Xuta has now started making half-sleeved shirts too. On an average, working on 3kg of thread allows the women to earn ₹6,000 a month. For Payeng, the financial independence is liberating. “I am able to buy schoolbooks for my children on my own, and also equipment and ingredients needed in the kitchen,” she says. Some of the women weavers are not just spending the money on everyday needs but reinvesting it in piggeries, for instance, which offer a good return.
Before the project came to the villages of Majuli, the younger generation was not interested in weaving. So Xuta started with women in the age group of 45 and above. Today, with the recognition and income that has come their way, the younger women in families too have started learning the craft from their mothers, adding to the family income. So successful has the project been that it was selected last year for the WomenLead India Fellowship by the Reliance Foundation and Vital Voices, an international non-profit that works with women leaders on economic empowerment. Xuta has also been invited by HerCircle—an inclusive, socially-conscious digital platform for women—to showcase its craft in Mumbai.
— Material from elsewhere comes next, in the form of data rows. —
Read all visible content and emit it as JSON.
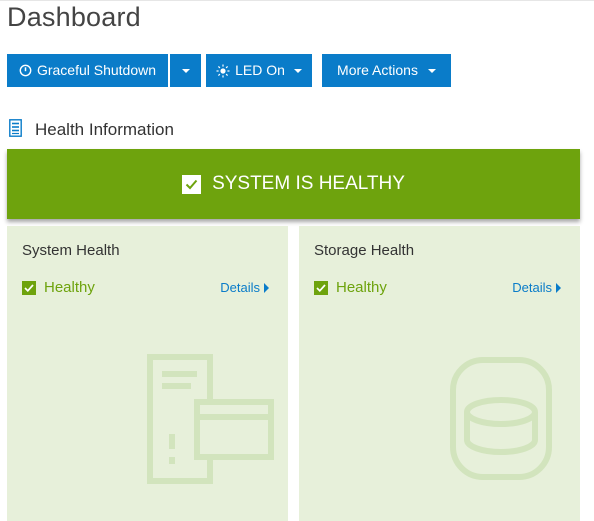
{
  "page": {
    "title": "Dashboard"
  },
  "toolbar": {
    "shutdown_label": "Graceful Shutdown",
    "led_label": "LED On",
    "more_label": "More Actions"
  },
  "health": {
    "section_label": "Health Information",
    "banner_text": "SYSTEM IS HEALTHY",
    "system": {
      "title": "System Health",
      "status": "Healthy",
      "details": "Details"
    },
    "storage": {
      "title": "Storage Health",
      "status": "Healthy",
      "details": "Details"
    }
  },
  "colors": {
    "accent": "#0a7cc9",
    "healthy": "#6ea30d",
    "card_bg": "#e7f0da"
  },
  "icons": [
    "power-icon",
    "chevron-down-icon",
    "led-icon",
    "server-list-icon",
    "check-icon",
    "caret-right-icon",
    "server-icon",
    "storage-icon"
  ]
}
Patriarchal attitudes continue to dog them, though. “Instead of being excited about the upcoming journey, the first question that men in their family had was who would cook for the time that women will be away. It is these attitudes that Xuta hopes to address,” says Rishiraj.
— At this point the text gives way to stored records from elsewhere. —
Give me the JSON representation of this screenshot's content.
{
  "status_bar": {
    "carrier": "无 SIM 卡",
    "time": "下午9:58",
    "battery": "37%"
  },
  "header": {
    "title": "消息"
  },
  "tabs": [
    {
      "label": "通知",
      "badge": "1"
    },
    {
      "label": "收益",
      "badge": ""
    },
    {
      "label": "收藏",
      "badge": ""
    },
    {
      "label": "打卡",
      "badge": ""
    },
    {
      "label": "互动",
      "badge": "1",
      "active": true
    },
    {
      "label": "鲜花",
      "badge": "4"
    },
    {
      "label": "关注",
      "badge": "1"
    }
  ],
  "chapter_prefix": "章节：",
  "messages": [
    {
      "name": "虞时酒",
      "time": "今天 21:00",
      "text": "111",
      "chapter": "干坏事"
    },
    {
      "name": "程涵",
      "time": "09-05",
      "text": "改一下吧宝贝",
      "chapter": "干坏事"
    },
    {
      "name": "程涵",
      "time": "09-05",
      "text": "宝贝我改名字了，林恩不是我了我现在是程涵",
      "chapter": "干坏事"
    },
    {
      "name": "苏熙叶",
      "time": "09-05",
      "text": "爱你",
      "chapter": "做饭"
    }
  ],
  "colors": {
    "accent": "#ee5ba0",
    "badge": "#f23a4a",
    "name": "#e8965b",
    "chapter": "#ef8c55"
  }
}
The weaves of Nagaland’s Chakhesang community are known for their bold orange and green hues. And the one organisation that has worked consistently to sustain this art is the charitable trust Chizami Weaves. Based in Chizami village in Phek district, the organisation has over 900 registered weavers, who craft traditional Naga mekhelas, shawls and stoles as well as home products like table runners and pillow covers. Weavers such as Neitshopeu Thopi, 40, have taken on leadership roles to facilitate the social security of artisans, train them and help revive indigenous dyes and yarns. Thopi oversees the organisation’s weaving centre where the finished products are collected and yarn is stocked to distribute among artisans who work from home.
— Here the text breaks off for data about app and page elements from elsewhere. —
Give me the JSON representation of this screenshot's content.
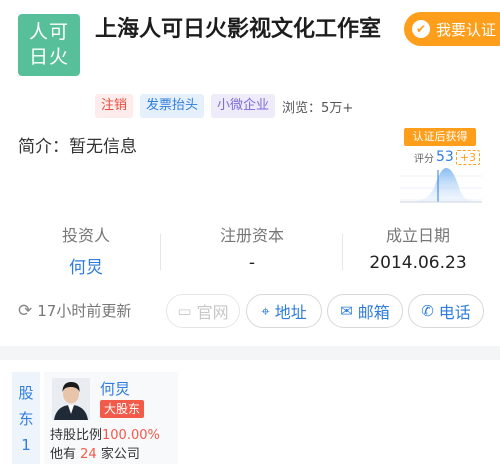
{
  "header": {
    "logo_line1": "人可",
    "logo_line2": "日火",
    "company_name": "上海人可日火影视文化工作室",
    "claim_button": "我要认证"
  },
  "tags": {
    "status": "注销",
    "invoice": "发票抬头",
    "scale": "小微企业",
    "views": "浏览：5万+"
  },
  "intro": "简介：暂无信息",
  "score": {
    "badge": "认证后获得",
    "label": "评分",
    "value": "53",
    "plus": "+3"
  },
  "stats": {
    "investor_label": "投资人",
    "investor_value": "何炅",
    "capital_label": "注册资本",
    "capital_value": "-",
    "founded_label": "成立日期",
    "founded_value": "2014.06.23"
  },
  "actions": {
    "update_text": "17小时前更新",
    "website": "官网",
    "address": "地址",
    "email": "邮箱",
    "phone": "电话"
  },
  "shareholder": {
    "section_label": "股东",
    "count": "1",
    "name": "何炅",
    "badge": "大股东",
    "ratio_label": "持股比例",
    "ratio_value": "100.00%",
    "companies_prefix": "他有",
    "companies_count": "24",
    "companies_suffix": "家公司"
  },
  "colors": {
    "brand_blue": "#2e7ddf",
    "accent_orange": "#ff9e1a",
    "logo_green": "#58bf9b",
    "alert_red": "#f25a4a"
  },
  "icons": [
    "check-circle-icon",
    "refresh-icon",
    "monitor-icon",
    "location-pin-icon",
    "envelope-icon",
    "phone-icon",
    "avatar-person"
  ]
}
The trust trains weavers on product and design development and conducts regular weaving classes—Thopi calls them schools—for young girls. “A lot of them get inspired by friends and neighbours to start learning. There is a good demand (for the products) now, which is nice,” she says. To be able to fulfil the rising number of orders, she wants to strengthen the existing skill set of weavers, mobilise more craftspeople, work with natural fibres and dyes, and collaborate with state government departments. One example of this is helping weavers get the artisan photo identity document, Pehchan card, that allows a craftsperson to participate in national and international exhibitions. A weaver cannot, for instance, set up a stall at Dilli Haat in the Capital without the Pehchan card.
It also helps get life insurance and access loans. Despite their best efforts to support weavers apply for the Pehchancard, the application process is slow. “We have an extension office of the Union ministry of textiles in Kohima. Last year, on (National Handloom Day, we submitted our applications there but we have not received the ID cards as yet,” she says.
They are also trying to promote the use of organic cotton, natural dyes and yarn extracted from stinging nettle. A stinging nettle woven mekhela set (the wraparound skirt is about one-and-half metres and the stole a little more than half a metre) is priced at ₹15,000-30,000. She says, “We are trying to market these products too.”